=== TASK ===
Using the data that follows, give the number of lines in which the word "stats" occurs. Write only the number.

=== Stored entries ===
****************
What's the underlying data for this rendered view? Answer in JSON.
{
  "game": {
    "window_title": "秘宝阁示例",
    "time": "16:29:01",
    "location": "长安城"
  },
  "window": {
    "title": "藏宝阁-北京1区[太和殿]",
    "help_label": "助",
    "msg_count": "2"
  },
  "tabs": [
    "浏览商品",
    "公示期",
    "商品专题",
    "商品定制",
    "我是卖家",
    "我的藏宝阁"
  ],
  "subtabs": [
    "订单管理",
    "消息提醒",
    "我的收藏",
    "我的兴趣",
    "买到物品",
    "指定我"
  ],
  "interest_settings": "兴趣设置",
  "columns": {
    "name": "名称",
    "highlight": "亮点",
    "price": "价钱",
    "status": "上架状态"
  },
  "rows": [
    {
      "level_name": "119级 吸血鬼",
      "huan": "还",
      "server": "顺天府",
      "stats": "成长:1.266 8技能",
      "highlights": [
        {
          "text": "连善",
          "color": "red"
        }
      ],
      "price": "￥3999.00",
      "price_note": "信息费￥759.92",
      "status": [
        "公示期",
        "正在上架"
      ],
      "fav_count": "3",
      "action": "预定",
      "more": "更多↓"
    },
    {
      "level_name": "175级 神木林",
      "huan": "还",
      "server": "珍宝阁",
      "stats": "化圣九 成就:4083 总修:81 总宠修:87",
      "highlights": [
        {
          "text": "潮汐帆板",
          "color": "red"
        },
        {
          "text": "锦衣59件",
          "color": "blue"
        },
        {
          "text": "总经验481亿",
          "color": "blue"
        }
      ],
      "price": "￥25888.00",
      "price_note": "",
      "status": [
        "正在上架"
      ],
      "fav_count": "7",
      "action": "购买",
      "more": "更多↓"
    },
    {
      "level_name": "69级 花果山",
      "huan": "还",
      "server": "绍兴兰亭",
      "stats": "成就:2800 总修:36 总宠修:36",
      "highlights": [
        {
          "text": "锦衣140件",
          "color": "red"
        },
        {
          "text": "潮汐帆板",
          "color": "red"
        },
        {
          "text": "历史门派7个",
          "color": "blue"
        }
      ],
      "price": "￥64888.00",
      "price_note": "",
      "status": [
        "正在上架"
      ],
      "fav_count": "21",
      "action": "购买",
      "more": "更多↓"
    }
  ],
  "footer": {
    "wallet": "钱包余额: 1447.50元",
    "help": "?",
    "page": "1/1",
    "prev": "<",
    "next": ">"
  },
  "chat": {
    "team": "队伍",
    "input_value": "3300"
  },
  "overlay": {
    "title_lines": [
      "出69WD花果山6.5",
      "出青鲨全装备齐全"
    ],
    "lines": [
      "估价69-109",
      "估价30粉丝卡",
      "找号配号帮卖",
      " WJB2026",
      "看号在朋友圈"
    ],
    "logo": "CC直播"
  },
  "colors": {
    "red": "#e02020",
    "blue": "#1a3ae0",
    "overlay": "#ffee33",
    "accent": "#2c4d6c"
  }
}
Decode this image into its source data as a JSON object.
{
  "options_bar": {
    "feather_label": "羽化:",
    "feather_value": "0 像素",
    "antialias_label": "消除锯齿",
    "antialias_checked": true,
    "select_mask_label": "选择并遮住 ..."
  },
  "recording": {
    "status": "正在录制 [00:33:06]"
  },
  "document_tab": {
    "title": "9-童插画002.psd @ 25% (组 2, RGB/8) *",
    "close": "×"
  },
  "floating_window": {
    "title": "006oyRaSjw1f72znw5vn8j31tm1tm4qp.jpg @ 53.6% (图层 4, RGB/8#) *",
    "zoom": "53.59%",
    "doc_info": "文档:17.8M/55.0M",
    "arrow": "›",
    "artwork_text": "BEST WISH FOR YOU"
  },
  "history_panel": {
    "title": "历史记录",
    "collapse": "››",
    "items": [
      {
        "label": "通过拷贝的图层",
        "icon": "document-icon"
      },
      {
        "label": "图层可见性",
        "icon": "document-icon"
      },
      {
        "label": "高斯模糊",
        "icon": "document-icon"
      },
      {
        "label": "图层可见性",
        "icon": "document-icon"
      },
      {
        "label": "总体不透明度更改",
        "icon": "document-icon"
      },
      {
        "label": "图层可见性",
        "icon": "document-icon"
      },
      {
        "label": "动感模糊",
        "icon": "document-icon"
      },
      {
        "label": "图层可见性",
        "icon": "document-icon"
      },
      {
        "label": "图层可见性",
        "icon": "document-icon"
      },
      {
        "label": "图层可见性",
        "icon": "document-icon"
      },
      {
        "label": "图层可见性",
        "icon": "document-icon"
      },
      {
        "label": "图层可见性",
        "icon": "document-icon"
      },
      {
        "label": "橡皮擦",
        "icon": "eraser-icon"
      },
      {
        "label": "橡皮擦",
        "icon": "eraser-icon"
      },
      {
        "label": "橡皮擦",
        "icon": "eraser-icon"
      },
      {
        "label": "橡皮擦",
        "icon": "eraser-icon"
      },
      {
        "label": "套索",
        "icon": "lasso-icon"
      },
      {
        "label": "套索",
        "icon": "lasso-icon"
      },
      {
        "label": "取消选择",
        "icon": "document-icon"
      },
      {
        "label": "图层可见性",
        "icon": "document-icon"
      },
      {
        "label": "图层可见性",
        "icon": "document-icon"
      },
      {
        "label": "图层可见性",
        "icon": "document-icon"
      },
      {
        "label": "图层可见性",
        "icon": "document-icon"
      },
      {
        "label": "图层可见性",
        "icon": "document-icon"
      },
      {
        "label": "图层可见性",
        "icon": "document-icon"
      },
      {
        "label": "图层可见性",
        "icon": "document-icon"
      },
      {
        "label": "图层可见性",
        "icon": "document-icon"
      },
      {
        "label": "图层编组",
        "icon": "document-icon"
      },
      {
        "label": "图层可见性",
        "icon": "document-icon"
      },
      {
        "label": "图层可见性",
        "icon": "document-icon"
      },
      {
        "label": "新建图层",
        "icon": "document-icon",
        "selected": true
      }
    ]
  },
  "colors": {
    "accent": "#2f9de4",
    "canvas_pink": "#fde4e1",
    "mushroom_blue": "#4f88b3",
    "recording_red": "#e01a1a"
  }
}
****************
=== COMPLETED EXERCISE ===
3